Hungarian food is really good. It's spicy, too. The main flavor is paprika,
which comes in many varieties, not just the red powder you sprinkle on deviled
eggs. Paprikas are peppers, and the legendary Hungarian can eat food that will
fry a lesser man's mouth. In reality not every Hungarian likes hot peppers, but
a large majority of them do. A proper Hungarian meal starts with soup, has a
main course, and ends with sütemény. Some favorites are stuffed cabbage (töltött
káposzta - cabbage leaves stuffed with rice and pork), stuffed paprika (töltött
paprika - peppers stuffed with rice and pork, served in a tomato sauce), goulash
(gulyás - a soup with large pieces of meat and various vegetables), chicken
paprika (paprikás csirke - diced chicken in a sauce flavored with paprika and
sour cream. Served with noodles or galuska) and potatos paprika (paprikás
krumpli - potatos in a paprika sauce, also often served with noodles). They cook
with more oil than most Americans, but it certainly tastes good. Pork is king,
as historically it was the easiest to keep ahold of. (Hungary was occupied by
Turks for a good long time, and Muslims don't eat pork.) A great event to see is
a pig killing (diszno vágás), a family affair that starts with killing and
butchering a fattened pig and ends with sausage making and a very fresh meal.
It's quite an event, especially in the country.
There's no worry about water or special viruses. I believe Hungary is the
only mission in the Eastern Bloc that doesn't require the famous "peanut-butter"
shot. Mothers can be relieved, because food is plentiful, safe, and actually
quite good. There's even more and more opportunities to find "foreign foods"
like peanut butter.
Missionaries usually live in apartments as single companionships. The
apartments vary in size, usually about two rooms in large apartment complexes.
Most of the people in the cities live in apartment complexes. They're usually
pretty comfortable. The heating is either a central heating system that serves

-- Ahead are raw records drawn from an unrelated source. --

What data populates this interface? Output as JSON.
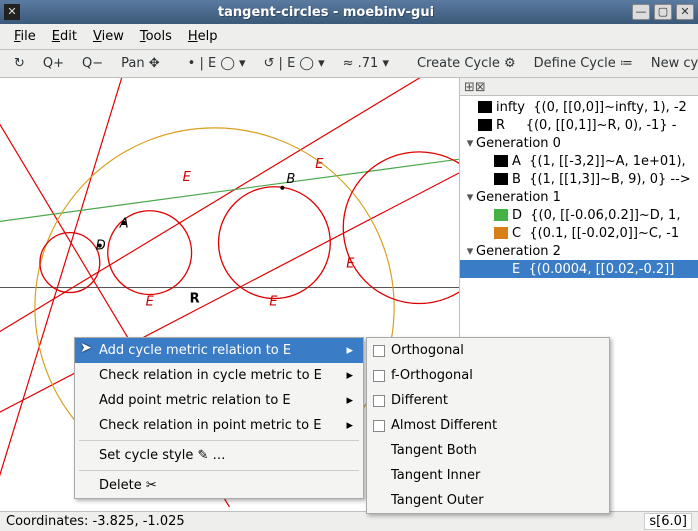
{
  "window": {
    "title": "tangent-circles - moebinv-gui",
    "icon_glyph": "✕"
  },
  "menubar": [
    {
      "label": "File",
      "accel": "F"
    },
    {
      "label": "Edit",
      "accel": "E"
    },
    {
      "label": "View",
      "accel": "V"
    },
    {
      "label": "Tools",
      "accel": "T"
    },
    {
      "label": "Help",
      "accel": "H"
    }
  ],
  "toolbar": {
    "refresh": "↻",
    "qplus": "Q+",
    "qminus": "Q−",
    "pan": "Pan ✥",
    "g1": "• | E ◯ ▾",
    "g2": "↺ | E ◯ ▾",
    "zoom": "≈ .71 ▾",
    "create": "Create Cycle ⚙",
    "define": "Define Cycle ≔",
    "newcycle": "New cycle ↻"
  },
  "tree": {
    "infty": {
      "label": "infty",
      "detail": "{(0, [[0,0]]~infty, 1), -2",
      "color": "#000000"
    },
    "R": {
      "label": "R",
      "detail": "{(0, [[0,1]]~R, 0), -1} -",
      "color": "#000000"
    },
    "gen0": {
      "label": "Generation 0"
    },
    "A": {
      "label": "A",
      "detail": "{(1, [[-3,2]]~A, 1e+01),",
      "color": "#000000"
    },
    "B": {
      "label": "B",
      "detail": "{(1, [[1,3]]~B, 9), 0} -->",
      "color": "#000000"
    },
    "gen1": {
      "label": "Generation 1"
    },
    "D": {
      "label": "D",
      "detail": "{(0, [[-0.06,0.2]]~D, 1,",
      "color": "#45b245"
    },
    "C": {
      "label": "C",
      "detail": "{(0.1, [[-0.02,0]]~C, -1",
      "color": "#d97f1a"
    },
    "gen2": {
      "label": "Generation 2"
    },
    "E": {
      "label": "E",
      "detail": "{(0.0004, [[0.02,-0.2]]",
      "color": "#3b7cc6"
    }
  },
  "canvas": {
    "labels": {
      "R": "R",
      "A": "A",
      "B": "B",
      "D": "D",
      "E": "E"
    }
  },
  "context_menu": {
    "items": [
      {
        "label": "Add cycle metric relation to E",
        "submenu": true,
        "hl": true
      },
      {
        "label": "Check relation in cycle metric to E",
        "submenu": true
      },
      {
        "label": "Add point metric relation to E",
        "submenu": true
      },
      {
        "label": "Check relation in point metric to E",
        "submenu": true
      }
    ],
    "style": "Set cycle style ✎ …",
    "delete": "Delete ✂"
  },
  "submenu": {
    "items": [
      {
        "label": "Orthogonal",
        "check": true
      },
      {
        "label": "f-Orthogonal",
        "check": true
      },
      {
        "label": "Different",
        "check": true
      },
      {
        "label": "Almost Different",
        "check": true
      },
      {
        "label": "Tangent Both"
      },
      {
        "label": "Tangent Inner"
      },
      {
        "label": "Tangent Outer"
      }
    ]
  },
  "status": {
    "left": "Coordinates: -3.825, -1.025",
    "right": "s[6.0]"
  }
}
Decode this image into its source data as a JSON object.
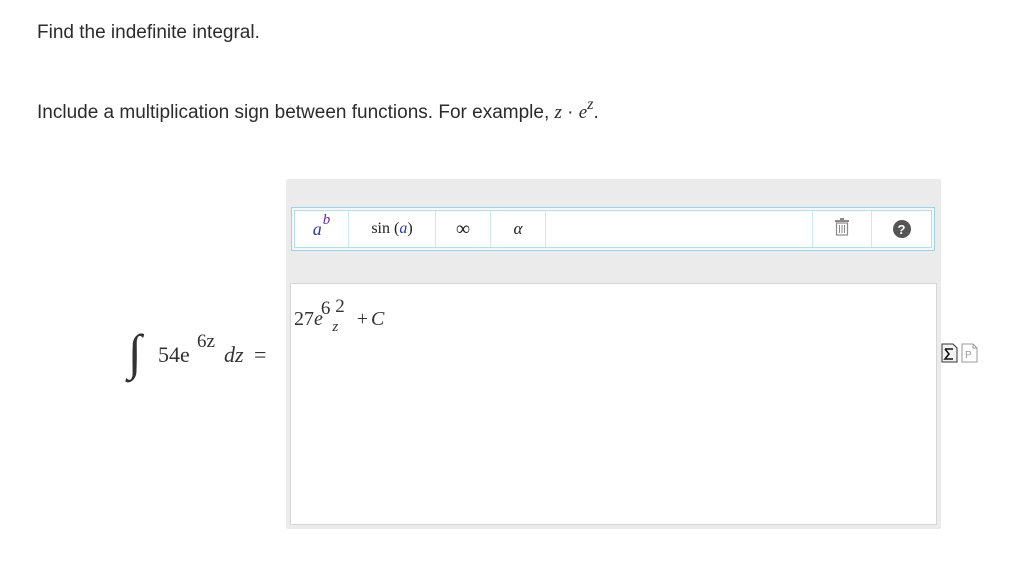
{
  "instructions": {
    "line1": "Find the indefinite integral.",
    "line2_prefix": "Include a multiplication sign between functions. For example, ",
    "example_z": "z",
    "example_dot": " · ",
    "example_e": "e",
    "example_sup": "z",
    "example_end": "."
  },
  "equation": {
    "integral": "∫",
    "coefficient": "54e",
    "exponent": "6z",
    "differential": "dz",
    "equals": "="
  },
  "toolbar": {
    "power_base": "a",
    "power_exp": "b",
    "sin_label": "sin (",
    "sin_arg": "a",
    "sin_close": ")",
    "infinity": "∞",
    "alpha": "α",
    "help": "?"
  },
  "answer": {
    "coef": "27",
    "e": "e",
    "sup6": "6",
    "z": "z",
    "sup2": "2",
    "plus": "+",
    "c": "C"
  }
}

several buildings or gas heaters installed in most rooms. The hot water is done
the same way, either heated centrally or by small inline gas heaters placed
above the bathtub. The former is pretty expensive and has the drawback of annual
service which means there is no hot water in the apartment for about a week. The
latter is cheaper, but it doesn't heat fast enough for you to ever get any
decent water pressure. It can also be dangerous for sister missionaries. There
have been more than one sister to start her hair on fire by getting too close to
gas appliances. The kitchens are usually really small, but adequate for
missionaries' needs. More and more apartments have automatic washing machines
inside of them, small ones that sit next to your bathtub. It makes laundry much
Hungarian is considered by many to be one of the most difficult languages in
the world for English speakers to learn. It's not really related to any other
languages in the area. It's considered a distant relative to Finnish, a member
of the Finn-Ugor language family. Other than that it's really quite different.
It's a beautiful language, and not impossible to learn. It just takes a lot of
practice. Reading in Hungarian is easy, once you know the basic sounds. Each
letter in Hungarian writing corresponds to a specific sound, which never really
changes. It makes it really easy to read words you've never seen before and
pronounce them perfectly.
Hungarians are proud of their language and their history. If you make the
effort to learn something of them, the people you meet will be impressed. It's
well worth the effort, too, because the history is great and inspiring and the
language is really beautiful. Hungarians pride themselves on a rich library of
poetry. Unfortunately, it's not really something that can be shared with those
not familiar with the language, as the poems really lose their artistic quality
On being called to the best mission in the world. Work hard, love the people
as you serve them and Hungary will become a second home. It truly is a choice
land with a choice people, and all those priveleged to serve there can show
their thanks by losing themselves in the work.
Note to returned missionaries: Updates are appreciated
and wanted! If you have anything to add, or if something has changed, please let us know.